> PROMPT: Some lines in the entries contain the word "years". Copy all of them.

Data about app and page elements:
»»

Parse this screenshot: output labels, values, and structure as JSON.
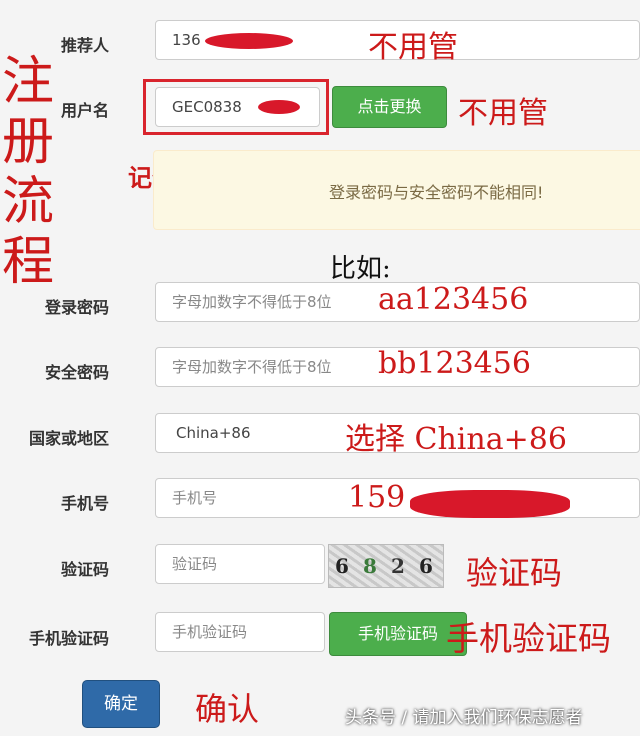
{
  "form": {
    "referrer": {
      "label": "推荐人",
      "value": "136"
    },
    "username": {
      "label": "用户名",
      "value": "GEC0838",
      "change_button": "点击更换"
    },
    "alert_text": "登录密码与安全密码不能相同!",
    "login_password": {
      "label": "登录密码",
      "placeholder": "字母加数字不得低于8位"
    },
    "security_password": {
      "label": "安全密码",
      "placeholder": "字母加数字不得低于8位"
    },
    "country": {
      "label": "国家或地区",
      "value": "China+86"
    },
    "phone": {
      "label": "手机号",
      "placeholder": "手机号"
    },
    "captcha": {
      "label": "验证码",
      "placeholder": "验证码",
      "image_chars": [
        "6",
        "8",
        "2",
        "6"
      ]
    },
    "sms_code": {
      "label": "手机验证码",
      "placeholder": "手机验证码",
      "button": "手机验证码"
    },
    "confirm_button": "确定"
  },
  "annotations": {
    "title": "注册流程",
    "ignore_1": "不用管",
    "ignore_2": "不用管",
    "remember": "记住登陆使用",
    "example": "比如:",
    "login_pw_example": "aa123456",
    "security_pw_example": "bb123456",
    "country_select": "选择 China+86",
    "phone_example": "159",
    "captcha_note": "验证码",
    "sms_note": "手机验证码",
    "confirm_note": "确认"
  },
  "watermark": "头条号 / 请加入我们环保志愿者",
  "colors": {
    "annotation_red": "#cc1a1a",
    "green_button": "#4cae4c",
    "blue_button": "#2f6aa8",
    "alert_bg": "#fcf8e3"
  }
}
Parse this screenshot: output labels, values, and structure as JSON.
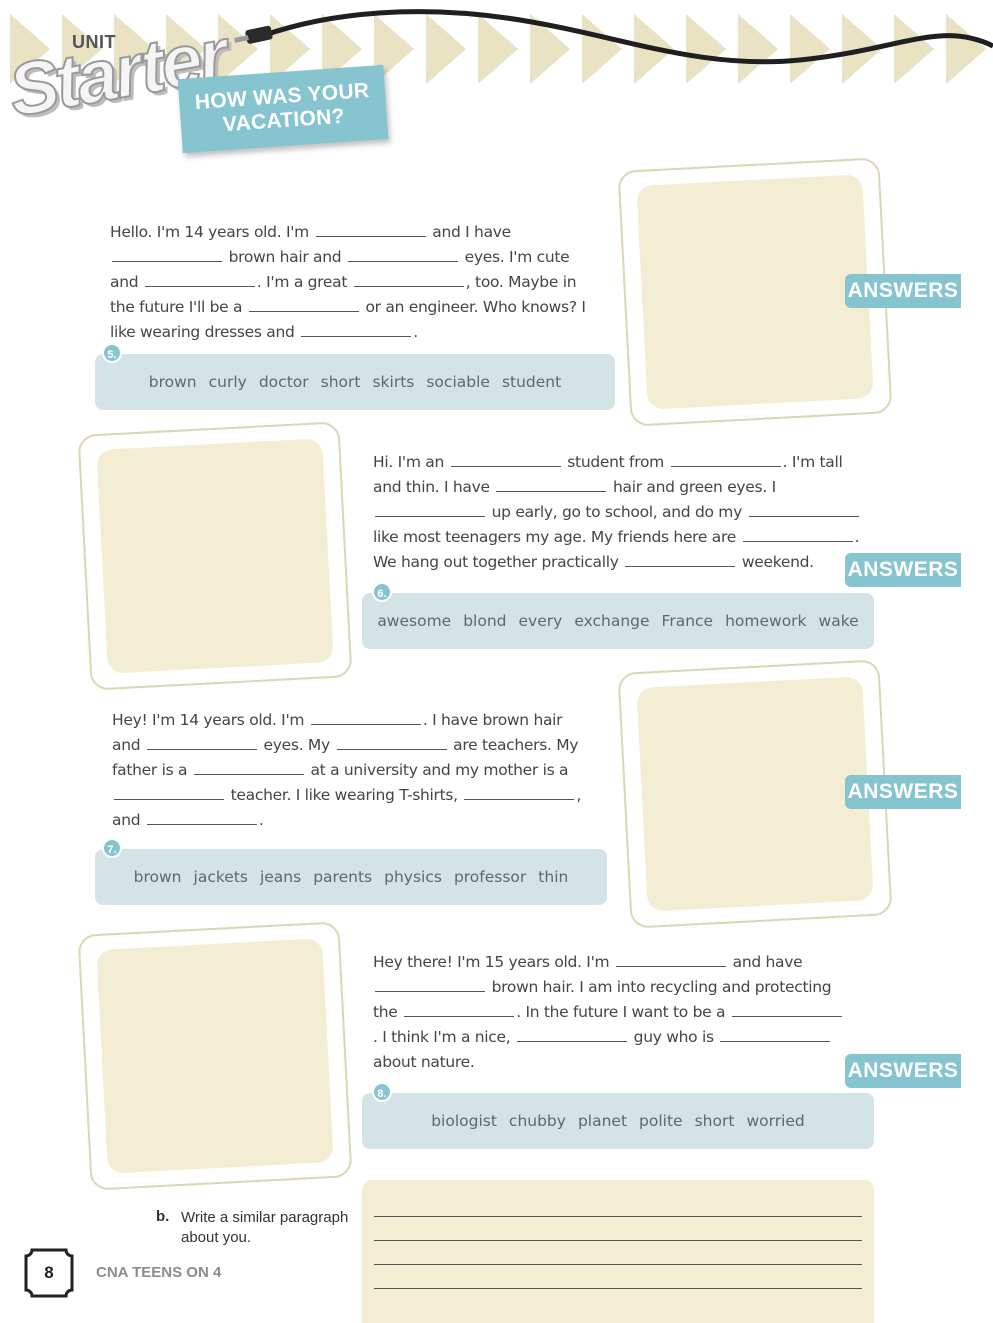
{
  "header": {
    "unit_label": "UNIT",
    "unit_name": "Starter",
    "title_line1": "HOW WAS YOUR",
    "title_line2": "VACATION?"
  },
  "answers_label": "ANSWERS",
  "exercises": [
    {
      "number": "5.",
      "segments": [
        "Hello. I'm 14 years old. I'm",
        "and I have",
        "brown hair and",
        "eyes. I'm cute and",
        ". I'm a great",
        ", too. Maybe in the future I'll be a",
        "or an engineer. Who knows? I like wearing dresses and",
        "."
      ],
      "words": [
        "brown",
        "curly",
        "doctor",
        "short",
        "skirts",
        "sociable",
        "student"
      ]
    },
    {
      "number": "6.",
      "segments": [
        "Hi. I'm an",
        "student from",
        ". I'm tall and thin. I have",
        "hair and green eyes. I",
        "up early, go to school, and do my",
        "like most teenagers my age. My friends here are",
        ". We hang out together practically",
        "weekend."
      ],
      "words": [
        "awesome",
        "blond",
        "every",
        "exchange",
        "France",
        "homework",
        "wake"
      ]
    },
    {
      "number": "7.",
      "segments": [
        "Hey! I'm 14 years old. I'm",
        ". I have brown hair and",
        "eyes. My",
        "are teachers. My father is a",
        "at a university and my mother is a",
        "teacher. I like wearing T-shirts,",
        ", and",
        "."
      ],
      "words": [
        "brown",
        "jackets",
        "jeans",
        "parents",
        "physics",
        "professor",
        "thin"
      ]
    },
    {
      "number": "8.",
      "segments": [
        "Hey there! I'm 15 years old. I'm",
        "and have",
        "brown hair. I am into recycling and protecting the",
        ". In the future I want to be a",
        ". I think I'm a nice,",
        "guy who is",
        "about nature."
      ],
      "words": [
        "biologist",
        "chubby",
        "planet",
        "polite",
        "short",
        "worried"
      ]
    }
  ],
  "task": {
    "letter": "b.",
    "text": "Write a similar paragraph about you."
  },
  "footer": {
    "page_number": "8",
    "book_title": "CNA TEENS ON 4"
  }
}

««
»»

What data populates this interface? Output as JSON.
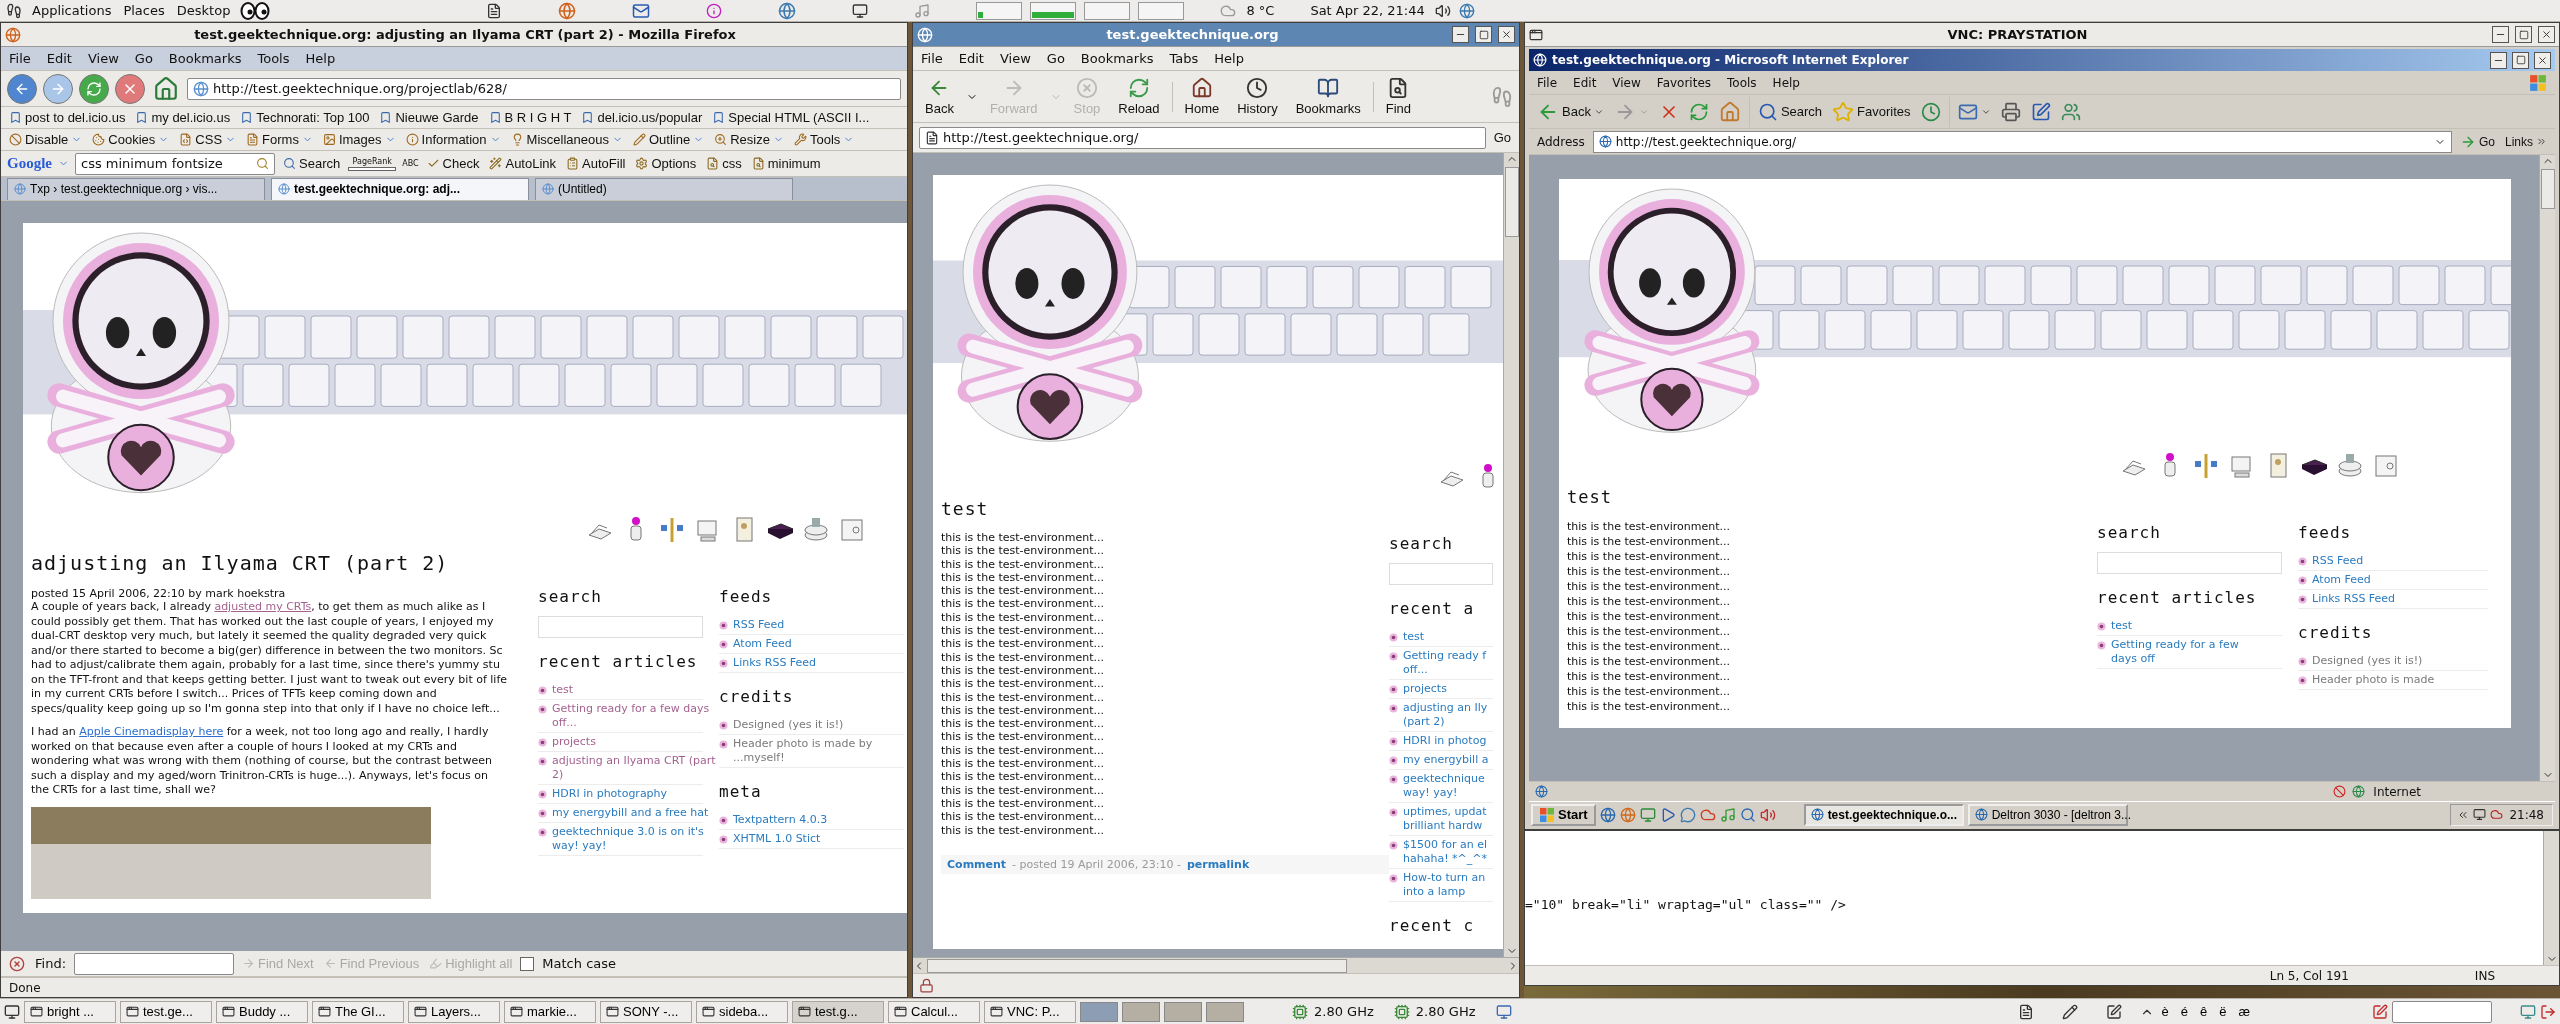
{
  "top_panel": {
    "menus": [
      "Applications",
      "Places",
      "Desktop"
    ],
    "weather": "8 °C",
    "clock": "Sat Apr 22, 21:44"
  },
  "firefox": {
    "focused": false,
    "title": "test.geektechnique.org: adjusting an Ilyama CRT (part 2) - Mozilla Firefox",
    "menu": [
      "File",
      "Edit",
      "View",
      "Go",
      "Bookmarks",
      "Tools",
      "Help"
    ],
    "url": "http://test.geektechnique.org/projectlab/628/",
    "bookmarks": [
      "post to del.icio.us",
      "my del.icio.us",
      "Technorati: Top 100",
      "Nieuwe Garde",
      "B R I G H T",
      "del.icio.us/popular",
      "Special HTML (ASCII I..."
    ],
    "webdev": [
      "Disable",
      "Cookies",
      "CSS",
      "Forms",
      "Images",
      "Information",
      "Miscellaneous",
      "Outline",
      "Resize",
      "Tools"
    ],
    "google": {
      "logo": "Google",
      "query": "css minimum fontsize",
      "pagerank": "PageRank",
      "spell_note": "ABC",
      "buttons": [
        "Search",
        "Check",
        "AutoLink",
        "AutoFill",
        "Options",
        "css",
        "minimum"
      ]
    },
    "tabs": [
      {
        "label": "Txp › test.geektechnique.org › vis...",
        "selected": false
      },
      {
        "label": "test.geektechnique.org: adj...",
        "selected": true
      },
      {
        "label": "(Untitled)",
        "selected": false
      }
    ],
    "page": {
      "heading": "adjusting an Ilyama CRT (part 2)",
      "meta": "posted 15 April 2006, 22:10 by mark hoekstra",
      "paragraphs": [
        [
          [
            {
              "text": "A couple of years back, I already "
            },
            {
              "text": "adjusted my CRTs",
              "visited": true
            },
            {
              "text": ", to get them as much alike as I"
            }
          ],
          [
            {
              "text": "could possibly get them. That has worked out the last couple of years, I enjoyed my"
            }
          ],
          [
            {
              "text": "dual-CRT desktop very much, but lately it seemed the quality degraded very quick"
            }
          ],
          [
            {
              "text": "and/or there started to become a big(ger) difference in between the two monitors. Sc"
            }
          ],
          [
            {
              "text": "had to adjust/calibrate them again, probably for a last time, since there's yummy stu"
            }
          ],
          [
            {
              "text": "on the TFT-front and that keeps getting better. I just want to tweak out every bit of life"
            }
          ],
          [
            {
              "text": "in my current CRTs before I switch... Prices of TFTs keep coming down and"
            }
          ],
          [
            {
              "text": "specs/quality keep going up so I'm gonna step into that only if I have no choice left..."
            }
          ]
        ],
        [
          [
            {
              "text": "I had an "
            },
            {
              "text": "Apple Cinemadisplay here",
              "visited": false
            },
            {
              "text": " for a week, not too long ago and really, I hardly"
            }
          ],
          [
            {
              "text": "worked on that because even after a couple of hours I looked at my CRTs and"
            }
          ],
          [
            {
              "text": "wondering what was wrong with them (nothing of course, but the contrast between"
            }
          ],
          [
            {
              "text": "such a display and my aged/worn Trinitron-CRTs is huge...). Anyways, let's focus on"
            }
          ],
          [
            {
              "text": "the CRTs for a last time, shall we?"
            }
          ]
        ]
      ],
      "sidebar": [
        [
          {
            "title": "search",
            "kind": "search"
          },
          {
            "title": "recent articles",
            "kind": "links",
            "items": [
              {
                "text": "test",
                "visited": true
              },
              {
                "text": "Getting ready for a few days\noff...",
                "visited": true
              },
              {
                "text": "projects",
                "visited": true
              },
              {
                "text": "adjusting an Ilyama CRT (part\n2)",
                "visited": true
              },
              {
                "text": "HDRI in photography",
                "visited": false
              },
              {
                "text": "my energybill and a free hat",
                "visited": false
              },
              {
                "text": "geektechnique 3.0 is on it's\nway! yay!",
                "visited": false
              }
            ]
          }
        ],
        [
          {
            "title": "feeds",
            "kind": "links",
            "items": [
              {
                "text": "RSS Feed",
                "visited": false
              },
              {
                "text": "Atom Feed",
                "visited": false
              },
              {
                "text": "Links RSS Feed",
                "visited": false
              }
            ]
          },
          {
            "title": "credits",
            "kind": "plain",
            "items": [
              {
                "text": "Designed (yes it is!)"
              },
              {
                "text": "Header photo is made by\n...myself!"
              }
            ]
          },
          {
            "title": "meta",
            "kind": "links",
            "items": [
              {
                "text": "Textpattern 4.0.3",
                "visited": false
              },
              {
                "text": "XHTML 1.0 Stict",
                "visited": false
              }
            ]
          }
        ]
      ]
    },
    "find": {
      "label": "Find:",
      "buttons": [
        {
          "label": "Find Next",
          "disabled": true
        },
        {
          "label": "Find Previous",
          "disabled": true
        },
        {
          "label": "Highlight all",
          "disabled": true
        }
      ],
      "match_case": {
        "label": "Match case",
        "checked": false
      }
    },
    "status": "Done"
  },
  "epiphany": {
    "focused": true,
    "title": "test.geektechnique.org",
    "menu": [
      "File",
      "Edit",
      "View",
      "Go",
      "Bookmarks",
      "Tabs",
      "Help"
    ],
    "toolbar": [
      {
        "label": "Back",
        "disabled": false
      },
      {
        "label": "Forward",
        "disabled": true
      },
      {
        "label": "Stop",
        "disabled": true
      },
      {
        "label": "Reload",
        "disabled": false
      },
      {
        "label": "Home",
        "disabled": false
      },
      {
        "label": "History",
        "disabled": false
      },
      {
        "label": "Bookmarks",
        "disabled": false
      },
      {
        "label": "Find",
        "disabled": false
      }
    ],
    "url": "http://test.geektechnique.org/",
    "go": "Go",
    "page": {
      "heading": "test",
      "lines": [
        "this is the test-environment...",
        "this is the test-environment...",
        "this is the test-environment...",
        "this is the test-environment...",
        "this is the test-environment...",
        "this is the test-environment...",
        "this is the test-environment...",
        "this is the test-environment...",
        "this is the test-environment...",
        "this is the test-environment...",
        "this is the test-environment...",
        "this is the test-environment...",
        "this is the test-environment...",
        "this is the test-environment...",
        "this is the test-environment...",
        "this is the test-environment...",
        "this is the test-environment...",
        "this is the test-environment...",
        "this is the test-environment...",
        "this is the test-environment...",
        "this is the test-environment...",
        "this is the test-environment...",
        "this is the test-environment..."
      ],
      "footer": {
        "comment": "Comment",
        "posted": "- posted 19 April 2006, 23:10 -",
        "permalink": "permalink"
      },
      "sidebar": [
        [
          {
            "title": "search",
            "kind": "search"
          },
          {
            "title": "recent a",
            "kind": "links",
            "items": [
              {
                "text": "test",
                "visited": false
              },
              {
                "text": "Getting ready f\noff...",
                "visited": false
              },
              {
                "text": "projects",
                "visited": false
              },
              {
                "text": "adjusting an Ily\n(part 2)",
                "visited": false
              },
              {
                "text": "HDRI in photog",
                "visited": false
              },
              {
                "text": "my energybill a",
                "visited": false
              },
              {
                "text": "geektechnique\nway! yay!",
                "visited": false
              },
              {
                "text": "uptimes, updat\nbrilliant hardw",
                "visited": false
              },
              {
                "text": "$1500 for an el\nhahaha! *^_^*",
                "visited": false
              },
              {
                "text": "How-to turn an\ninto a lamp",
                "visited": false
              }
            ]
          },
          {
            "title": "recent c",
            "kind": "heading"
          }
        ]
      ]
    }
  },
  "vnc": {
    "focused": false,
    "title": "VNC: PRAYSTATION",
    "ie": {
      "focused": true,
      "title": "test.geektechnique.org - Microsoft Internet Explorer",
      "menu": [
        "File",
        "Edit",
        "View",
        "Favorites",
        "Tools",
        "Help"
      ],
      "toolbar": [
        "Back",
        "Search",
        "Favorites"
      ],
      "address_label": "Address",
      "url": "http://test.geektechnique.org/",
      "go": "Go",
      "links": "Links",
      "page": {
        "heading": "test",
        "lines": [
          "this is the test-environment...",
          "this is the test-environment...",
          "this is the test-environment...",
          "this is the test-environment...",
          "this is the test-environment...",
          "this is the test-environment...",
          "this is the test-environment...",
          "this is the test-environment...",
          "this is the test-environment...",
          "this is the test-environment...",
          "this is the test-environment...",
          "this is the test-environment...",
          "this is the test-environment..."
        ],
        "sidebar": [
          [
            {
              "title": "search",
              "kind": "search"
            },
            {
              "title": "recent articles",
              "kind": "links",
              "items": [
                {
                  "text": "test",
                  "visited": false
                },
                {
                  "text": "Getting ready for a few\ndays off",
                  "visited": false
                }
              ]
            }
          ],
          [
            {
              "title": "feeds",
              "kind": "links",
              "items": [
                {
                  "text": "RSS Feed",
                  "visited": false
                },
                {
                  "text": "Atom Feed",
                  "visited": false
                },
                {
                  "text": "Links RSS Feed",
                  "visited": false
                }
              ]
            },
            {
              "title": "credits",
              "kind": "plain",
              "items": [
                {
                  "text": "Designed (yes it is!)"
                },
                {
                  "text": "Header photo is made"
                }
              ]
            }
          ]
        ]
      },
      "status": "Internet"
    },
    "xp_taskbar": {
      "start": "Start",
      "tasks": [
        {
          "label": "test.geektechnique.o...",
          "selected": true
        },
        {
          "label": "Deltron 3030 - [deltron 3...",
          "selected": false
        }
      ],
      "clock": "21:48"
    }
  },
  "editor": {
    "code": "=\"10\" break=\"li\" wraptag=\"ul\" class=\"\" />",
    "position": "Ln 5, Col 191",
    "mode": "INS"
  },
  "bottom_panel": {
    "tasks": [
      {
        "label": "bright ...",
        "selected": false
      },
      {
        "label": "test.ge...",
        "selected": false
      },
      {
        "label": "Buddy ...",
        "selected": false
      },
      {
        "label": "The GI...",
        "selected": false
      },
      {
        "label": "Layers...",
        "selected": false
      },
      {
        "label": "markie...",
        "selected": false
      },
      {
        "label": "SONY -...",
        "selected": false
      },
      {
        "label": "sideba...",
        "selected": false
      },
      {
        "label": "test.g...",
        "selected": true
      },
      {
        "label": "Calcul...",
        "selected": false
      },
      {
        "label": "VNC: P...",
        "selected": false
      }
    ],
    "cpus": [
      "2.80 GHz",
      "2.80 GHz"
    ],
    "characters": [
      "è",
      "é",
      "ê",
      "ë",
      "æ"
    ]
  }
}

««

> RESULT:
        "Hello. I'm 14 years old. I'm",
        "Hey! I'm 14 years old. I'm",
        "Hey there! I'm 15 years old. I'm",
              "text": "A couple of years back, I already "
              "text": "could possibly get them. That has worked out the last couple of years, I enjoyed my"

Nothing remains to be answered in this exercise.